But Tony Brice, 67, who represents the Lindley ward on Kirklees Council says he is determined to appeal and to retain his position on the council despite his Conservative group disowning him last year when the 21-strong group voted to expel him.

Magistrates in Halifax heard yesterday that Brice had pleaded guilty at an earlier hearing in Dewsbury to obtaining £2,977.32 in benefits to which he was not entitled.

For the prosecution, Samantha Lawton, said the offences related to non-disclosure of information beginning in May 2010 regarding pension income, an HSBC Isa account and a savings account.

This was compounded in July that year by his failing to notify the authorities that there had been a change in his financial circumstances – namely he had been receiving a second pension of £67 a month for five months.

Then in October he failed to declare an increase in income from a pension which had risen from £392 to £442.

Ms Lawton said he had a number of opportunities to notify the council of the changes during 2010 but failed to do so.

“The application was false from the outset and had a good knowledge of the benefits system,” she told the court.

Bill Rawstron, defending, said Brice of Belmont Close, Highfields, in Huddersfield, had not been a member of the council at the time the offences were committed after losing his seat that year and one of the most important factors in mitigation was his client’s poor mental state at the time.

“At the time the defendant was charged with matters of deception and to his dying breath he will deny that he behaved dishonestly,” he said, adding that Brice was originally facing three allegations of dishonest benefit fraud though the dishonest aspect was later withdrawn.
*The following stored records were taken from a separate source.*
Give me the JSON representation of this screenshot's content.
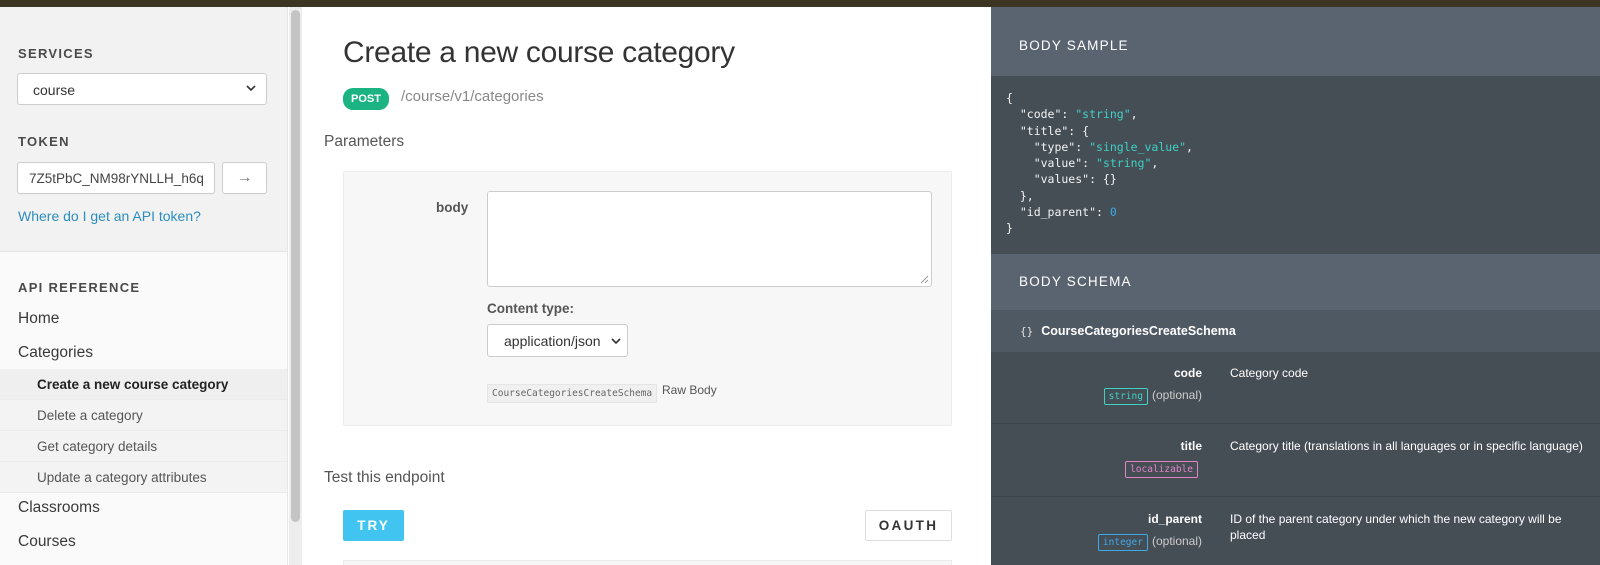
{
  "sidebar": {
    "services_label": "SERVICES",
    "service_selected": "course",
    "token_label": "TOKEN",
    "token_value": "7Z5tPbC_NM98rYNLLH_h6q",
    "token_go": "→",
    "token_help": "Where do I get an API token?",
    "api_ref_label": "API REFERENCE",
    "nav": {
      "home": "Home",
      "categories": "Categories",
      "sub": [
        "Create a new course category",
        "Delete a category",
        "Get category details",
        "Update a category attributes"
      ],
      "classrooms": "Classrooms",
      "courses": "Courses"
    }
  },
  "main": {
    "title": "Create a new course category",
    "method": "POST",
    "path": "/course/v1/categories",
    "params_heading": "Parameters",
    "body_label": "body",
    "body_value": "",
    "content_type_label": "Content type:",
    "content_type_selected": "application/json",
    "schema_tag": "CourseCategoriesCreateSchema",
    "raw_body": "Raw Body",
    "test_heading": "Test this endpoint",
    "try_label": "TRY",
    "oauth_label": "OAUTH"
  },
  "right": {
    "sample_heading": "BODY SAMPLE",
    "sample_lines": [
      {
        "pre": "{",
        "val": "",
        "post": "",
        "cls": ""
      },
      {
        "pre": "  \"code\": ",
        "val": "\"string\"",
        "post": ",",
        "cls": "s"
      },
      {
        "pre": "  \"title\": {",
        "val": "",
        "post": "",
        "cls": ""
      },
      {
        "pre": "    \"type\": ",
        "val": "\"single_value\"",
        "post": ",",
        "cls": "s"
      },
      {
        "pre": "    \"value\": ",
        "val": "\"string\"",
        "post": ",",
        "cls": "s"
      },
      {
        "pre": "    \"values\": {}",
        "val": "",
        "post": "",
        "cls": ""
      },
      {
        "pre": "  },",
        "val": "",
        "post": "",
        "cls": ""
      },
      {
        "pre": "  \"id_parent\": ",
        "val": "0",
        "post": "",
        "cls": "n"
      },
      {
        "pre": "}",
        "val": "",
        "post": "",
        "cls": ""
      }
    ],
    "schema_heading": "BODY SCHEMA",
    "schema_braces": "{}",
    "schema_name": "CourseCategoriesCreateSchema",
    "fields": [
      {
        "name": "code",
        "type": "string",
        "optional": "(optional)",
        "desc": "Category code"
      },
      {
        "name": "title",
        "type": "localizable",
        "optional": "",
        "desc": "Category title (translations in all languages or in specific language)"
      },
      {
        "name": "id_parent",
        "type": "integer",
        "optional": "(optional)",
        "desc": "ID of the parent category under which the new category will be placed"
      }
    ]
  },
  "colors": {
    "method_post": "#1ab381",
    "try_button": "#41c4ef",
    "link": "#2b8dbf",
    "panel_bg": "#454d55"
  }
}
Mr Rawstron said a doctor’s report revealed him as “a man who was going through a greatly stressful and difficult time” and both members of the public and members of other political parties had provided character references saying that ‘this is not a dishonest man but a man of industry and determination’.

“He is still in employment,” he added. “This is not a case of dishonesty. The offences were committed at a time when he had lost his seat.

“He is a man in his sixties who is of impeccable character and clearly a man of integrity. He acted not in character and in a way that was unfortunately due to stress-related medical problems.”

Chairman of the bench George Salter told Brice he would have to pay £1,908 in costs at £159 a month for 12 months.

He imposed a curfew on Friday, Saturday and Sunday nights from 10pm to 10am and sentenced him to carry out 120 hours of unpaid work for the benefit of people at large.

Afterwards, Brice said: “I am not very happy with the sentence.”

Mr Rawstron added: “We are actively considering an appeal against the sentence.”

Brice’s future on the council is uncertain – it is expected he will have to appear before Kirklees Council’s Standards Committee at a date yet to be fixed.

Brice, who was first elected to represent Lindley in 2004, was suspended from the Conservative Party in October last year when the allegations came to light.

In December he was expelled from the Tory group on Kirklees Council and Brice said he would stay on as an independent councillor.

Tory group business manager Coun Christine Smith said at the time the decision to expel him was made on a permanent basis and was agreed by all members, reflecting the seriousness of the charges.